For the BS, any science-based minor generally complimentary and not difficult to complete. For the BA, economics or business minors are popular. For both energy majors, the GIS or sustainable design minors are also complimentary.
Major restricted courses are opened to students outside of the Energy Studies program during Phase 2 registration.
The IES Tool Lending Library is a portable laboratory to enable students and faculty to make measurements of energy systems and building energy performance. Students can check out monitoring tools for a variety of purposes at little or no cost, and they receive instruction on the proper care and operation of the equipment. The hardware ranges from simple lighting and temperature sensors to advanced thermal imaging equipment.
Student clubs include the Women in Energy Mentoring Network (WEIMN), an opportunity for women students and professional women in the energy field to provide mentorship, share knowledge, and create a network of shared connections, Net Impact, a global organization that encourages the integration of business and sustainability, and Students for Renewable Energy (SRE), an Associated Students club that promotes the use of clean energy technologies in the local, national, and global economy.
Students are invited to participate in the Environmental Innovation Challenge. Participating in interdisciplinary teams, students work together to define an environmental problem, design a solution, build a prototype and/or a computer simulation, and create a business summary that demonstrates the market potential.
To learn when club meetings are contact Program Advisor, Gail Cowan (email@example.com).
All ten IES permanent faculty (who IES hired) and fifteen affiliated faculty (in other departments, who work with IES dues to energy interests) are active in research and regularly involve undergraduate students in research projects. To get involved, students need to consult with the individual faculty about their interests.
WWU has a variety of resources to help find internships and job opportunities. Check out those resources below. Handshake The Career Services Center is proud to offer Handshake, an online job and internship posting database available to students, alumni, and employers. On-Campus Recruiting (OCR) Each year employers come to the Western campus to interview students for permanent career positions, as well as internships, in business, industry, government, and education. Career Fairs and Events Hundreds of local, regional and national employers/organizations attend WWU Career Fairs and events looking to connect with WWU Vikings! Be sure to check our calendar for upcoming events.

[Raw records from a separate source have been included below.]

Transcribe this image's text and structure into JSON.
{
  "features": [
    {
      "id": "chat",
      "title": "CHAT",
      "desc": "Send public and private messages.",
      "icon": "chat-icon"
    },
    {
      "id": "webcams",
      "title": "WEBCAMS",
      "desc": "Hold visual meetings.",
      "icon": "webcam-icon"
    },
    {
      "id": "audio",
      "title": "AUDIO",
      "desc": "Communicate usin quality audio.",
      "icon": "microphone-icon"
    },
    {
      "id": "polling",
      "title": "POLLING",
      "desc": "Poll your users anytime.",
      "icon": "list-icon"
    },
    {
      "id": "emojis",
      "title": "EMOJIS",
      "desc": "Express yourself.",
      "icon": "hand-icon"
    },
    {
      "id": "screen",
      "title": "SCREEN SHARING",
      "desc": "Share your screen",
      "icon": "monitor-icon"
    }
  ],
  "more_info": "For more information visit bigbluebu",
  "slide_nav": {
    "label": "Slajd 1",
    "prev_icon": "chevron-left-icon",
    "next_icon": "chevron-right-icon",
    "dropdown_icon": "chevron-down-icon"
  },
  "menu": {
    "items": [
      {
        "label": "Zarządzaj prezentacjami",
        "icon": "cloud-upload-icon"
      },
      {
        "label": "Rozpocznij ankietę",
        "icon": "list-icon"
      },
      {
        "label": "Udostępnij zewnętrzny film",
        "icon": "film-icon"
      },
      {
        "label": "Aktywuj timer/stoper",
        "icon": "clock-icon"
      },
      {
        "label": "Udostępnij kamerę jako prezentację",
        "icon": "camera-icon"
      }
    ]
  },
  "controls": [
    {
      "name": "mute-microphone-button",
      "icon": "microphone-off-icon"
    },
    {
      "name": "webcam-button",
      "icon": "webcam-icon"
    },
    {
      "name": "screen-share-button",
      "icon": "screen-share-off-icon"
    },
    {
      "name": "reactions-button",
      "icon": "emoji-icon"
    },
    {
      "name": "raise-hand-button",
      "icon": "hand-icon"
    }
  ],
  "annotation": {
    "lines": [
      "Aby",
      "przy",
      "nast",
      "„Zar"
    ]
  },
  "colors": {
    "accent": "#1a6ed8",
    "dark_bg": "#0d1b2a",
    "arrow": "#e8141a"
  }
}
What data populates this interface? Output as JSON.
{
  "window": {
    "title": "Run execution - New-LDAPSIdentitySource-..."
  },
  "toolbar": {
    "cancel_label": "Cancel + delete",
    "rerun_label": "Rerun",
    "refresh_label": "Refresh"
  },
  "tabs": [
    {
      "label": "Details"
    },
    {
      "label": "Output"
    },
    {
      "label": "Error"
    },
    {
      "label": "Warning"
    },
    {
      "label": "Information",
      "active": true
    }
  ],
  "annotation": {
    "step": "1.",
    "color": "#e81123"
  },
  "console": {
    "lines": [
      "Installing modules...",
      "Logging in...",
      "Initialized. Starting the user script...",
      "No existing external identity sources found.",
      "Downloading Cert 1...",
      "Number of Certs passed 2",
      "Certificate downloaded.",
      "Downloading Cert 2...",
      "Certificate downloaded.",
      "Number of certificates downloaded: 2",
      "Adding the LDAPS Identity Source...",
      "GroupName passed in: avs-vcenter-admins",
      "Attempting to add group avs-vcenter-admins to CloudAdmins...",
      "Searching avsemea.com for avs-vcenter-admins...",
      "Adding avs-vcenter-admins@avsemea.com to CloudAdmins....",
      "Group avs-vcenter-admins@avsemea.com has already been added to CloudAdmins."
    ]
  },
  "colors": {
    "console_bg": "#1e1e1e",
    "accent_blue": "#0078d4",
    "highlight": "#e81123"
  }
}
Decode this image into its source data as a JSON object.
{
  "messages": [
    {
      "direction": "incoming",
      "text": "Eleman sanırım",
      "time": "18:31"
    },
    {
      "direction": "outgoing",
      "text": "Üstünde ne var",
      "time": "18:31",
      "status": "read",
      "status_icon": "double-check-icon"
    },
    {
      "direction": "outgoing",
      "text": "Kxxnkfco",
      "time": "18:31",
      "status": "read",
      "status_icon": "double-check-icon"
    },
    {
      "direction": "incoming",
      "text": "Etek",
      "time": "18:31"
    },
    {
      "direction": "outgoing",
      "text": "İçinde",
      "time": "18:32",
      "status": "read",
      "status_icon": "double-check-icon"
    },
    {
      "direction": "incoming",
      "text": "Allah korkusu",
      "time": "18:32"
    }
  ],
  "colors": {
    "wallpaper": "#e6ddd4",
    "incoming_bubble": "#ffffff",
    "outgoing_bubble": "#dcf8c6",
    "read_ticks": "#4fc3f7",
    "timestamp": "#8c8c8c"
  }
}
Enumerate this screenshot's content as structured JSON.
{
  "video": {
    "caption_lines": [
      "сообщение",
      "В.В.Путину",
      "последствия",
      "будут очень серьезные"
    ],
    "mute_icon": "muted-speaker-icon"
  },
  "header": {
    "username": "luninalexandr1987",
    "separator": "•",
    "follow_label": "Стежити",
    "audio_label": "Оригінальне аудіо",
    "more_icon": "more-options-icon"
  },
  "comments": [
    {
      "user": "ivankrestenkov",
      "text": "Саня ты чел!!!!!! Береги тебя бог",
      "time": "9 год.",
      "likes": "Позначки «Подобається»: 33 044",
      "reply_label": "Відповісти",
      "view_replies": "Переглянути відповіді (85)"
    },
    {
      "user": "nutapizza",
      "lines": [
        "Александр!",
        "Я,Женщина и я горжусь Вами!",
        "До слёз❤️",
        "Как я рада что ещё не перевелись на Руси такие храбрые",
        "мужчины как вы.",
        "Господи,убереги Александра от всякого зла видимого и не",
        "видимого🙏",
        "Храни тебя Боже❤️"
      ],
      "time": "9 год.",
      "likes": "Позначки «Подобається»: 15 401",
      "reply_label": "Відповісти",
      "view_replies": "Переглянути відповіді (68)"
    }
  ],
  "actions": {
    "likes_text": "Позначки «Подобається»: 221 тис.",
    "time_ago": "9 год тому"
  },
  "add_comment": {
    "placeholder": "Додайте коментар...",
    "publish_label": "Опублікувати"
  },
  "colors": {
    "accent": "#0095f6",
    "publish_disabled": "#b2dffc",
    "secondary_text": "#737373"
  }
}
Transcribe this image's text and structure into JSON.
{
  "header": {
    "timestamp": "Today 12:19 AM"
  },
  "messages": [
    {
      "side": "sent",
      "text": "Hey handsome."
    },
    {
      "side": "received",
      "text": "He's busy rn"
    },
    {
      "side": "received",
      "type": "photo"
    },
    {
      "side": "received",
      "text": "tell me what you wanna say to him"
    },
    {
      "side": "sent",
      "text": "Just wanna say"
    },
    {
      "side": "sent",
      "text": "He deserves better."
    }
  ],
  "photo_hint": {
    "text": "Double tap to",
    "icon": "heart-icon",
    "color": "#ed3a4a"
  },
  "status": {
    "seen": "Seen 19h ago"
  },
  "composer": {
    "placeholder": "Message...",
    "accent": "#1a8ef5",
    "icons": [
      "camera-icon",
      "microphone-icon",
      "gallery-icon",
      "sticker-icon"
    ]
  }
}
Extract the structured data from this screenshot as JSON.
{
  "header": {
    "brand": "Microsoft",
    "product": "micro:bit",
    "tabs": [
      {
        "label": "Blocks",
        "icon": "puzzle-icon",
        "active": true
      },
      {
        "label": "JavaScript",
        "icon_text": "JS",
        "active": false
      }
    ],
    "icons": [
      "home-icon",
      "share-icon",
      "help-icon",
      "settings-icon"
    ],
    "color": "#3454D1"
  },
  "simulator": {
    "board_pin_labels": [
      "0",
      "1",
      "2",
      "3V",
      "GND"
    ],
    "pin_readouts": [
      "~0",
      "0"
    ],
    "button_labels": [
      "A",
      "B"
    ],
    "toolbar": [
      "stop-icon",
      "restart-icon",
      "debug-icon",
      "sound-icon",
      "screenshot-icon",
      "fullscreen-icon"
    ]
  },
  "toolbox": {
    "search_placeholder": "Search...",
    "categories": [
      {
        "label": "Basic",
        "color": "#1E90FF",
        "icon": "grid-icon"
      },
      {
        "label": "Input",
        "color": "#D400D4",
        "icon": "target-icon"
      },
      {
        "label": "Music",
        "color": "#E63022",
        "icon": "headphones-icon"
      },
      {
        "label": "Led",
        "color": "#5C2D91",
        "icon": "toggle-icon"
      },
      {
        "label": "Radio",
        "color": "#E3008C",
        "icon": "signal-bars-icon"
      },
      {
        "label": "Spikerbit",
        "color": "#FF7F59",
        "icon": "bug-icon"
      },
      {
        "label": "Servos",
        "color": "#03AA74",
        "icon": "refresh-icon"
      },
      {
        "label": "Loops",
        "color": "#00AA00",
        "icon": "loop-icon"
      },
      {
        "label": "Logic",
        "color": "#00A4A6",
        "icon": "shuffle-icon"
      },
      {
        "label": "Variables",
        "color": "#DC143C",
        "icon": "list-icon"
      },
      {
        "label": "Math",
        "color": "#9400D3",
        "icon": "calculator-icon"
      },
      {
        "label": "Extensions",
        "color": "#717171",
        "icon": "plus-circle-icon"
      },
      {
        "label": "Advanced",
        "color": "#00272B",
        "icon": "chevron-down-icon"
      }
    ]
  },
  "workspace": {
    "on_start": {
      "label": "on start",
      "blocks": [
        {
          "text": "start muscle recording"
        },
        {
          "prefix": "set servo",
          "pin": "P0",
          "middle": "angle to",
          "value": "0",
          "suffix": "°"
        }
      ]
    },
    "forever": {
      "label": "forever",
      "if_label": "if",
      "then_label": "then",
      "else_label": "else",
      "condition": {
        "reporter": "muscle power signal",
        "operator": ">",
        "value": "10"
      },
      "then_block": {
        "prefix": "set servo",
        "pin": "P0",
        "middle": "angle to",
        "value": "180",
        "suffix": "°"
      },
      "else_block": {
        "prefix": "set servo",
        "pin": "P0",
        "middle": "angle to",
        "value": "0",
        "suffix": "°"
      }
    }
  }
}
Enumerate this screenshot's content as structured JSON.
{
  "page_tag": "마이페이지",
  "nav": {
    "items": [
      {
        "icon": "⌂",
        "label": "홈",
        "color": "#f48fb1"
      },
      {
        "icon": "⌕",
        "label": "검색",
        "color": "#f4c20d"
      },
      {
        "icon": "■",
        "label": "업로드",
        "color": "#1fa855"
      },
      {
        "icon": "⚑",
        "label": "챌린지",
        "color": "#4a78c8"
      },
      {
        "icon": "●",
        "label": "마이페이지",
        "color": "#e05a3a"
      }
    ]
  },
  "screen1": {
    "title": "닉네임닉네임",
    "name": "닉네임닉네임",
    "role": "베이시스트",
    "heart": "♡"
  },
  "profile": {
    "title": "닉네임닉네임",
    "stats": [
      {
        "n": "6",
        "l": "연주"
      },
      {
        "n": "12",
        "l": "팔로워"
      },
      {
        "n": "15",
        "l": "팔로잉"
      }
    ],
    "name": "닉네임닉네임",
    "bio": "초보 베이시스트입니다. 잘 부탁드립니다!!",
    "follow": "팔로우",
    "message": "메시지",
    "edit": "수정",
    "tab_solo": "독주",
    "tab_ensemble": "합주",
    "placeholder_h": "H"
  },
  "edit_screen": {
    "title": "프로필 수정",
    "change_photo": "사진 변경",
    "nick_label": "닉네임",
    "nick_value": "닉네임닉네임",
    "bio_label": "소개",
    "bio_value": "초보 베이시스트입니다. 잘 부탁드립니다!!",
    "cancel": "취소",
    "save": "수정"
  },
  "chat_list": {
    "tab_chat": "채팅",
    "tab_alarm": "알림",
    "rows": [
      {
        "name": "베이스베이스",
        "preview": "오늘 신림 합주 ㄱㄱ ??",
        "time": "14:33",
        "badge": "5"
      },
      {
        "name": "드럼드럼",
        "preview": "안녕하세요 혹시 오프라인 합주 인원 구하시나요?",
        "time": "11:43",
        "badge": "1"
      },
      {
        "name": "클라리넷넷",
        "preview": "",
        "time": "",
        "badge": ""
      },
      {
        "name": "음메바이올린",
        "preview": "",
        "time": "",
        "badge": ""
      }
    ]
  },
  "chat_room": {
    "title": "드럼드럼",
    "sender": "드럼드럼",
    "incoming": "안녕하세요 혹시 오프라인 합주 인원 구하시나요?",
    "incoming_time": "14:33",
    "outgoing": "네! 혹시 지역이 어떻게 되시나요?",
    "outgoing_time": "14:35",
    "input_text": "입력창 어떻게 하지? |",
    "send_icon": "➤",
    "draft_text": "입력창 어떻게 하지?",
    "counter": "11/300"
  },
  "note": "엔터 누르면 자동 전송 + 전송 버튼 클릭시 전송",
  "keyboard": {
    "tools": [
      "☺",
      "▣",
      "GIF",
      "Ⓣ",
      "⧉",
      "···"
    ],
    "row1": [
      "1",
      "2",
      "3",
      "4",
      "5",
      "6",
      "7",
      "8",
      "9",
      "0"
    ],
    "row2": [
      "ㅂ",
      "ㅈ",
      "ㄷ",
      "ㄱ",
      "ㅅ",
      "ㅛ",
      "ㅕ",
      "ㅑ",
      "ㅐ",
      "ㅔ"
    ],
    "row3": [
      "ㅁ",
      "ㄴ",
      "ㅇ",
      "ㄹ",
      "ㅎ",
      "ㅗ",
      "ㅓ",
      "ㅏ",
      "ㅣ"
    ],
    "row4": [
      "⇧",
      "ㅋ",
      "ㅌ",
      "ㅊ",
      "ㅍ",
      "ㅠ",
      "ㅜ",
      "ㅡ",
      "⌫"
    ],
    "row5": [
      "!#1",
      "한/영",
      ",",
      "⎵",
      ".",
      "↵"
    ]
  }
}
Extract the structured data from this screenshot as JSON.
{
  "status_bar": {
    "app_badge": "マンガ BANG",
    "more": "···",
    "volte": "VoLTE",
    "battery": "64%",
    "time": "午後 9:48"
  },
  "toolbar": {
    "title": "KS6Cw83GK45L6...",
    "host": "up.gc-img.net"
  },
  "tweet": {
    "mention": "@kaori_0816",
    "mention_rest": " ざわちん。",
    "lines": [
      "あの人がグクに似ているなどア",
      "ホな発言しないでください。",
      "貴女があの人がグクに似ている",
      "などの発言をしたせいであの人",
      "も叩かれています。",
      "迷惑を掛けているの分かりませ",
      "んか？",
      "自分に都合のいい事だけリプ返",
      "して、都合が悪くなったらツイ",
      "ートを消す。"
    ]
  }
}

The only Masters’ degree option now available to potential graduate students who want to work with IES faculty is to apply for a MA or MS degree through Huxley College, where several IES faculty have joint appointments. Their MA or MS coursework can include a graduate-level energy courses, and new courses are being added each year. WWU offers two graduate-level certificates, which can be completed alongside a degree program or separately.